[16:55:00] SCIUTTO: We're back now with the "TECH LEAD" and more trouble at Facebook. CEO Mark Zuckerberg is trying to quickly squash controversy over a leaked memo written by one of his top executives. In June 2016, V.P. Andrew Bosworth suggested a "by any means necessary approach to growth and connecting users." Part of his memo read the following: "Maybe it cost a life by exposing someone to bullies. Maybe someone dies in a terrorist attack coordinated on our tools. And still, we connect people. The ugly truth is that we believe in connecting people so deeply that anything that allows to us connect more people more often is de facto good." It comes as the site faces mounting questions about how it collects and stores user data. Of course, it's involved in the election as well. CNN's Dylan Byers is following this. Dylan, this Vice President, you know, very senior executive Andrew Bosworth now saying he was trying to make a point in the memo. But that point not being received particularly well. DYLAN BYERS, CNN SENIOR REPORTER: No, it's not. And in fact, what it's doing is reinforcing everybody's worst fears about the kind of company Facebook is and the kind of values that it has. At a moment when Facebook is already racing to put out fires left, right and center over questions about its handling of user data, its role in 2016 election with Russian meddling, Cambridge Analytica, now all of a sudden it has to put out this fire from a V.P. who by the way is one of the core members of the Facebook team. This is not some outlier and it's forcing Mark Zuckerberg to come forward again and make a statement and he did just that. And what he said, I'll read it to you, Jim, he said, this was one that most people at Facebook including myself disagreed with strongly. We've never believed that the ends justified the means. We recognize that connecting people isn't enough by itself. And of course, as you said, Bosworth himself said that he never meant what he wrote in that piece. He didn't mean it then and he doesn't mean it now. It is very hard for people to trust Facebook when it says that. When A, we have the memo right there in front of us. What it says, there's not a whole lot of gray matter there. And B, I think a lot of people don't understand why they should trust Facebook right now in light of all the scandals that have happened in recent weeks and months.

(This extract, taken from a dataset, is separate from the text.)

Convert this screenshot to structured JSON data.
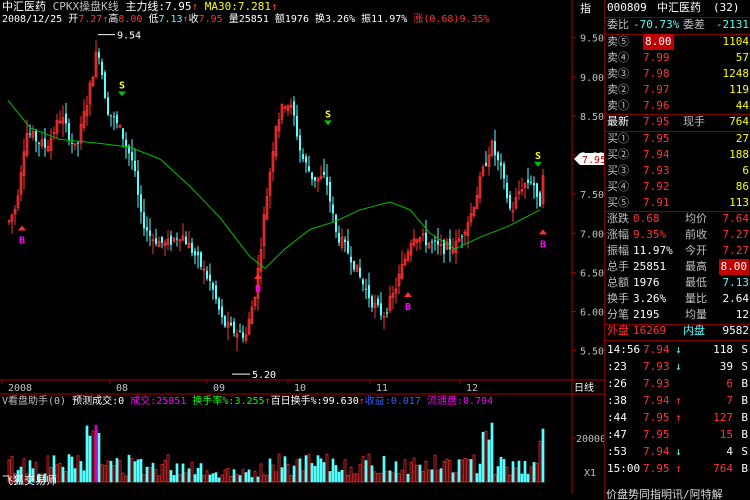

SCIUTTO: Was this a policy statement by the Facebook Vice President or was it kind of part of sparking a discussion? Have they made that clear?

BYERS: So that's his argument. What he says is when he wrote the memo he was trying to get a discussion going about Facebook's values. But look, again, like I said, there's not a whole lot of gray matter. What he's talking about is what the north star of the company is, growth. Growing the company, getting more users to use Facebook so in part they have access to more data. And his argument in that memo is that the ends justify the means. So if there are questionable you know, practices that Facebook has about how they go about collecting that data, that's OK so long as it's getting more users on the platform. Again, it's a very hard argument for Facebook to sell.

SCIUTTO: It's like an episode in Silicon Valley. Dylan Byers, thanks very much. Be sure to tune in to CNN this Sunday morning for "STATE OF THE UNION." Jake Tapper's guest Sunday are Senator Bernie Sanders and the just fired V.A. Secretary David Shulkin. It all starts at 9:00 Eastern, time in the morning, 12:00 p.m. Eastern as well on Sunday. Follow the show on Twitter at @THELEADCNN. That's it for THE LEAD today and I turn you over now to Wolf Blitzer. He is of course in "THE SITUATION ROOM."